What to work on
Check each line of the records for "instagram"; collect those that have it.

Source material

════════════════

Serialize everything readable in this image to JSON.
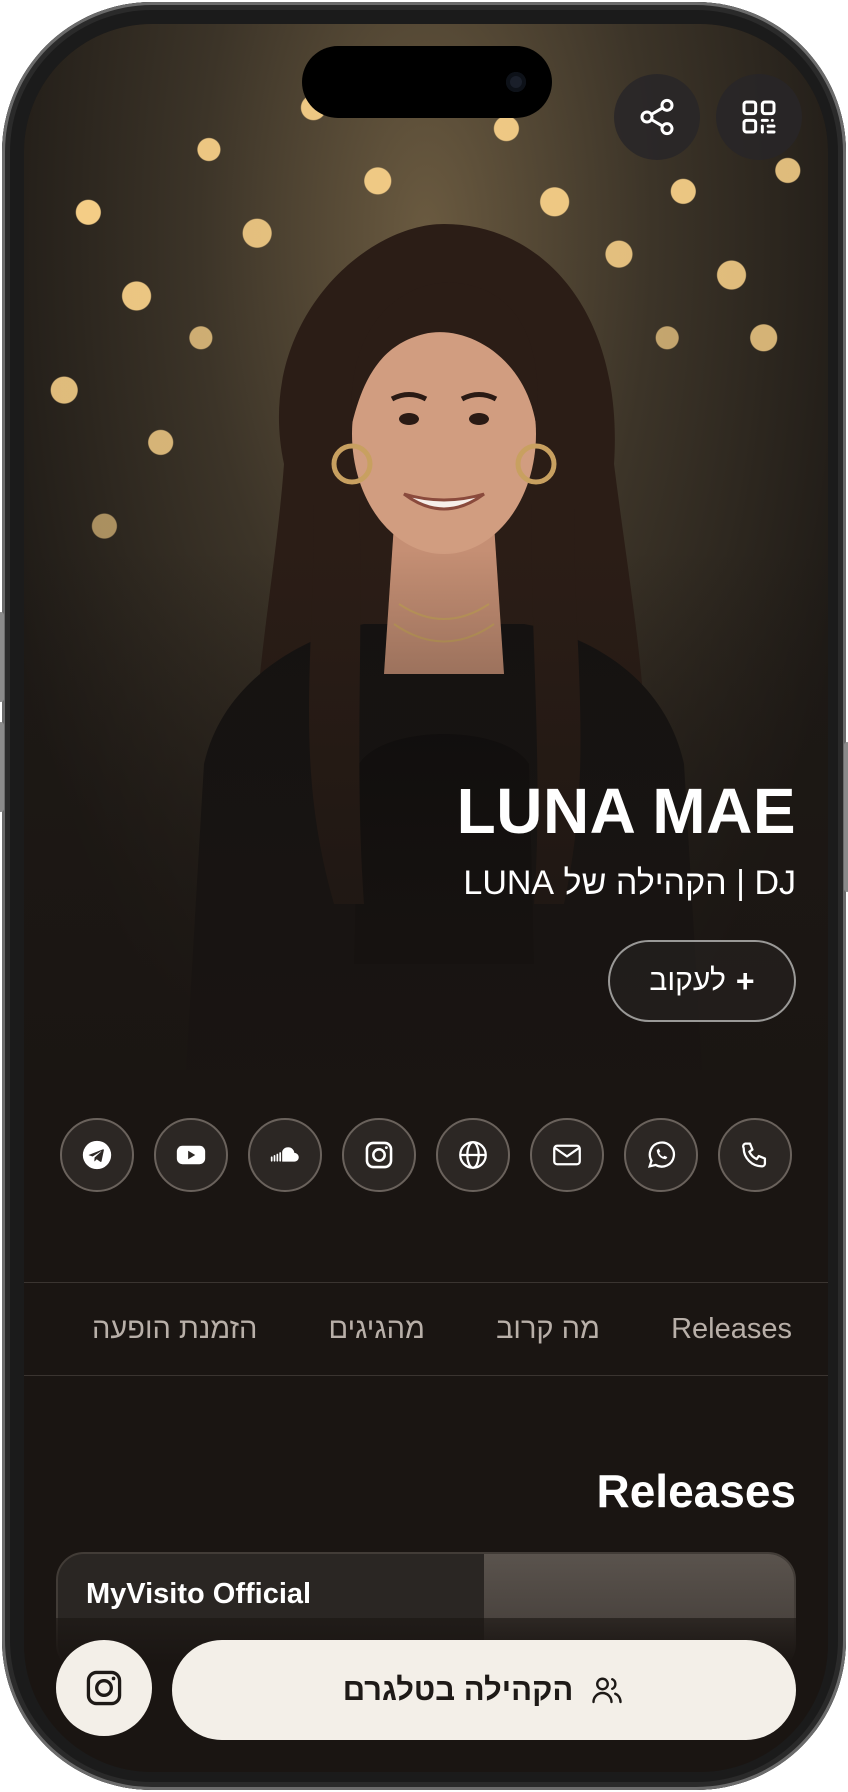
{
  "profile": {
    "name": "LUNA MAE",
    "tagline": "DJ | הקהילה של LUNA",
    "follow_label": "לעקוב",
    "follow_plus": "+"
  },
  "top_actions": {
    "share_icon": "share-icon",
    "qr_icon": "qr-code-icon"
  },
  "social_icons": [
    "phone-icon",
    "whatsapp-icon",
    "mail-icon",
    "globe-icon",
    "instagram-icon",
    "soundcloud-icon",
    "youtube-icon",
    "telegram-icon"
  ],
  "tabs": [
    {
      "label": "Releases"
    },
    {
      "label": "מה קרוב"
    },
    {
      "label": "מהגיגים"
    },
    {
      "label": "הזמנת הופעה"
    }
  ],
  "releases": {
    "section_title": "Releases",
    "items": [
      {
        "title": "MyVisito Official"
      }
    ]
  },
  "bottom": {
    "cta_label": "הקהילה בטלגרם",
    "cta_icon": "users-icon",
    "instagram_icon": "instagram-icon"
  },
  "colors": {
    "background": "#1a1512",
    "button_light": "#f3efe8",
    "accent_text": "#ffffff"
  }
}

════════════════

Solution to the exercise
    "instagram-icon",
    "instagram_icon": "instagram-icon"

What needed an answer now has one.